I don’t feel as youthful as I used to be. I still have plenty of energy and ambition, but I don’t have the carefree naiveté that comes with inexperience. I can’t unlearn what I’ve learned about the world, which means I can never see the world again through the eyes of a child or even a teenager, free of cynicism and judgment. So what does maturing and growing older mean? Does it mean coming to terms with letting go of your adolescence? Is what we think of as “growing older gracefully” really the ability to do this better than others? Is it graduating from one who receives advice and guidance to one who gives? I don’t feel qualified for that either. I feel like people in that echelon still look down on me as someone who hasn’t earned that right. But yet I find myself walking around campus, seeing freshmen and thinking, “You don’t know anything yet!” Are there still people who think that about me?
I guess I never thought being in your 20s signaled any type of transition. Does it? Okay, here’s another thing. I don’t know if it’s my age that’s getting me down or my occupation. The more time passes (as I result I grow older AND more experienced) the more I see people just not thinking for themselves. I see people believing what’s on TV, what they’re told by authority figures, what’s on the internet rather than forming their own opinions and looking critically at situations. Maybe this is because as a scientist, my number one job requirement is to question. Explore every avenue, keeping an open yet logical mind. Be skeptical, separate what is truth from simply what you want to be true. Because this methodology has been ingrained in me, I can’t help but be judgmental of those who don’t employ this type of thinking. But that doesn’t always allow me to be shed in the best light. In other words, I am terrified that I am becoming the classic intolerant scientist with a massive ego and a superiority complex, vastly removed from the “real world.” And by “real world” I mean the views of everyday people, not real current issues.
What’s worse than being the classic intolerant scientist? Being the classic intolerant female scientist. When I did my internship at a national lab two summers ago, I greatly admired my boss, but swore I’d never be like her. All of her male employees called her a bitch behind her back. She was firm, unrelenting and aggressive. I watched her fight with another lead scientist for the ownership of a $10,000 furnace and she got it. I didn’t want to be like her because I didn’t want my employees to talk about me like that. Two years later and I could care less what people say about me. If they want to call me those names for being what they themselves force me to be through their own double standards, they can bite me. Yes, those double standards are unfair, but the alternative of rolling over and being walked over is unacceptable. Every now and then I still send her an email reminding her that she’s my role model. I know it embarrasses her but it has to make her happy too. So is it an age thing, a work thing or a gender thing I’m going through right now?

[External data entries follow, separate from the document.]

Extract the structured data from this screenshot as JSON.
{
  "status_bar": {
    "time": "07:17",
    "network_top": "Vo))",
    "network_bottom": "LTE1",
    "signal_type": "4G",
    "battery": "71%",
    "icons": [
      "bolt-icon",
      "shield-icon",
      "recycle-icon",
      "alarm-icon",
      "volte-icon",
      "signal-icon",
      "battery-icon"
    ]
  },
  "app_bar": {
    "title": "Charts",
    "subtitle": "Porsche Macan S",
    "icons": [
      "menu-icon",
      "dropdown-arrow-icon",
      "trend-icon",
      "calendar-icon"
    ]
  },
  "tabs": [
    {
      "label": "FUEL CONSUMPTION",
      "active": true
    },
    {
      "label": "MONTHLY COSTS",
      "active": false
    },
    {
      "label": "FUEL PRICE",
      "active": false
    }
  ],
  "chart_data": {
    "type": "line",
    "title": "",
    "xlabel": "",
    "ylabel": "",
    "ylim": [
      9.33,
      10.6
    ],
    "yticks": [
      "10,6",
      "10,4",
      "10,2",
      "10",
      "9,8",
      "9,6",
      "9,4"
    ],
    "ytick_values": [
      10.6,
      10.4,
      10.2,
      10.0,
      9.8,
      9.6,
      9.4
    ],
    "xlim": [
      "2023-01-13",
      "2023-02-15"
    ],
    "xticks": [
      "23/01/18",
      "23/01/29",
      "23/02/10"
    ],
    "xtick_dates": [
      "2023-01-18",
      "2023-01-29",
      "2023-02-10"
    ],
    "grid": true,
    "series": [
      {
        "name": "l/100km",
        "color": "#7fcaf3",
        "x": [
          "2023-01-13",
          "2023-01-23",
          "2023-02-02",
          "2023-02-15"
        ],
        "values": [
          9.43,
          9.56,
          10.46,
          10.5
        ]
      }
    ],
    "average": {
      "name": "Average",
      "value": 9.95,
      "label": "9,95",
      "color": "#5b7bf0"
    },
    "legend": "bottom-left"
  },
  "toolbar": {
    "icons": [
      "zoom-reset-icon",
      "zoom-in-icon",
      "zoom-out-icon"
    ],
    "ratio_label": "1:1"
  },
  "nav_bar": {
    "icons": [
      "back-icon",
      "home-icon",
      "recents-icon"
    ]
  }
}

When I used to think of myself, it was as a timid, gentle, quiet, patient girl. I know I am not just those things anymore, but am I any of them? And why do I care about words that describe me? If anybody has any answers to these questions, feel free to share!